But all of this precision is predicated on the idea that past volatility is a measure of present and future investment risk. So in the latest version, it is like driving down the highway with eyes firmly fixed on an array of rear view mirrors, wide-angle and telephoto and high-definition.

The interesting thing is, when the inevitable downturn occurs, the ‘volatility equals risk’ crowd is quick to point out that their statistical methods are designed to predict what will happen, with a 95% probability. So if you run into a wall while focused on the rear view mirror, there was nothing wrong with the analytics – you just landed in the 5%.

Call us what you want, but a system designed to ferret out risk that fails exactly when you do need it to work may not be all that useful. (An elevator that does not crash to the basement 95% of the time would not be useful, either, in our opinion.)

We will continue to work with our understanding that volatility is a feature of long term investments. It necessitates a long time horizon, so the effect of temporary declines may be mitigated by time. Short term money needs to be kept out of long term investments. And we will keep our eyes focused on the future, not the past.

Clients, if you would like to talk about this or anything else, please email us or call.

And Now, the Weather

© Can Stock Photo / ifeelstock

When you watch the news and the weather forecaster tells you there is an 80% chance of rain tomorrow, what exactly does that mean?

It might rain tomorrow, or it might not. It says rain is more likely than not. So if there is no rain after all, does that mean that the forecast was wrong?

Forecasting is often a fuzzy subject. No one can see the future with 100% certainty, so predictions are often spoken of in terms of probabilities. But we as humans are generally not good at thinking in terms of probability. An 80% chance is far from a sure thing, but when someone tells us something is 80% likely to happen, it can sometimes feel like one.

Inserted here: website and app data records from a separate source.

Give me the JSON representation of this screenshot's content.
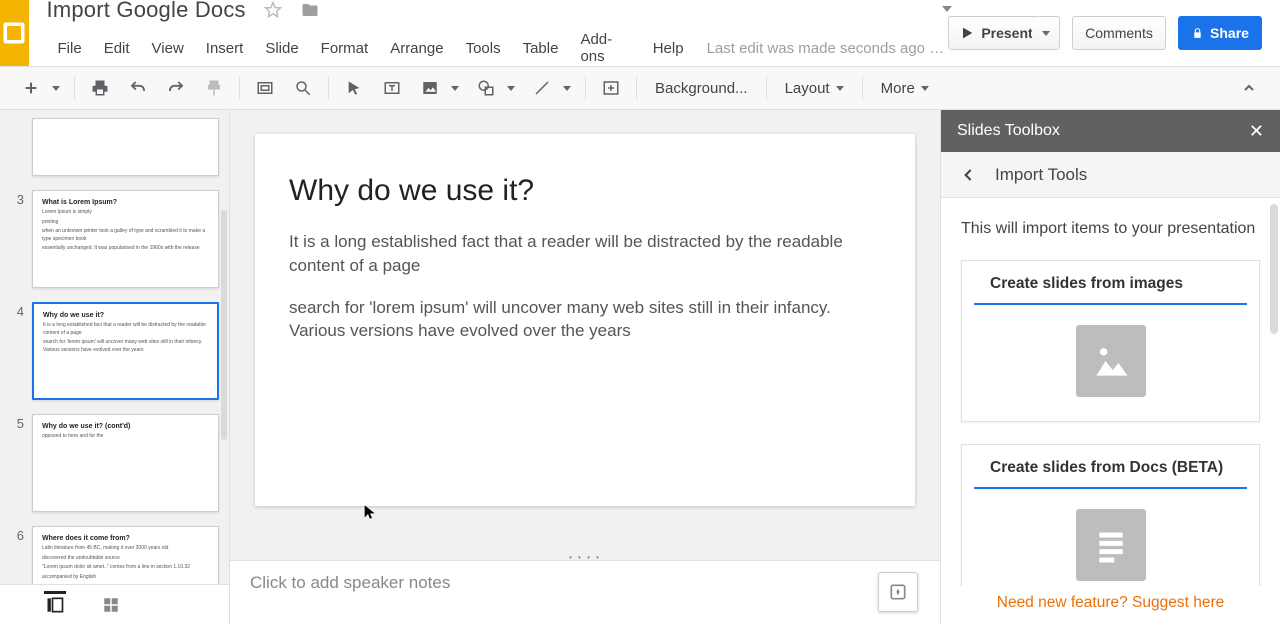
{
  "header": {
    "doc_title": "Import Google Docs",
    "menu": [
      "File",
      "Edit",
      "View",
      "Insert",
      "Slide",
      "Format",
      "Arrange",
      "Tools",
      "Table",
      "Add-ons",
      "Help"
    ],
    "last_edit": "Last edit was made seconds ago by D…",
    "present": "Present",
    "comments": "Comments",
    "share": "Share"
  },
  "toolbar": {
    "background": "Background...",
    "layout": "Layout",
    "more": "More"
  },
  "filmstrip": {
    "slides": [
      {
        "num": "",
        "title": "",
        "lines": [],
        "peek": true
      },
      {
        "num": "3",
        "title": "What is Lorem Ipsum?",
        "lines": [
          "Lorem Ipsum is simply",
          "printing",
          "when an unknown printer took a galley of type and scrambled it to make a type specimen book",
          "essentially unchanged. It was popularised in the 1960s with the release"
        ]
      },
      {
        "num": "4",
        "title": "Why do we use it?",
        "lines": [
          "It is a long established fact that a reader will be distracted by the readable content of a page",
          "search for 'lorem ipsum' will uncover many web sites still in their infancy. Various versions have evolved over the years"
        ],
        "selected": true
      },
      {
        "num": "5",
        "title": "Why do we use it? (cont'd)",
        "lines": [
          "opposed to here and for the"
        ]
      },
      {
        "num": "6",
        "title": "Where does it come from?",
        "lines": [
          "Latin literature from 45 BC, making it over 2000 years old",
          "discovered the undoubtable source",
          "\"Lorem ipsum dolor sit amet..\" comes from a line in section 1.10.32",
          "accompanied by English"
        ]
      }
    ]
  },
  "slide": {
    "title": "Why do we use it?",
    "p1": "It is a long established fact that a reader will be distracted by the readable content of a page",
    "p2": "search for 'lorem ipsum' will uncover many web sites still in their infancy. Various versions have evolved over the years"
  },
  "notes_placeholder": "Click to add speaker notes",
  "sidebar": {
    "title": "Slides Toolbox",
    "subtitle": "Import Tools",
    "intro": "This will import items to your presentation",
    "card1": "Create slides from images",
    "card2": "Create slides from Docs (BETA)",
    "suggest": "Need new feature? Suggest here"
  }
}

This is particularly true when it comes to trying to predict one-time events. If you flip a coin and it comes up tails, you can keep flipping it and see that it will still come up heads about half the time. If the weather forecast says there is an 80% chance of rain next Tuesday, there is only one next Tuesday. If Tuesday comes and goes without any rain, it sure feels like the forecaster blew it.

Economic and financial forecasting runs into the same problem. First, a forecast is only as good as its model. Economic projections may include assumptions that prove to be unfounded. But even a good forecast is limited to predicting a range of probabilities. If an analyst tells you they think there is an 80% chance that the market will go up this quarter, all they are really saying is that it might go up and it might go down. You probably did not need an analyst with a fancy model to tell you that.

We put little faith in short term market predictions. Even if they are accurate, you can probably not afford to bet the farm on them. We prefer to take a longer-term view. We cannot be sure how an investment will perform over the next month or next year, and do not believe in speculating on short term results. We feel much more comfortable in the trend over the long run.

Clients, if you have any thoughts or questions, please call or email us.


The opinions voiced in this material are for general information only and are not intended to provide specific advice or recommendations for any individual.

All investing involves risk including loss of principal. No strategy assures success or protects against loss.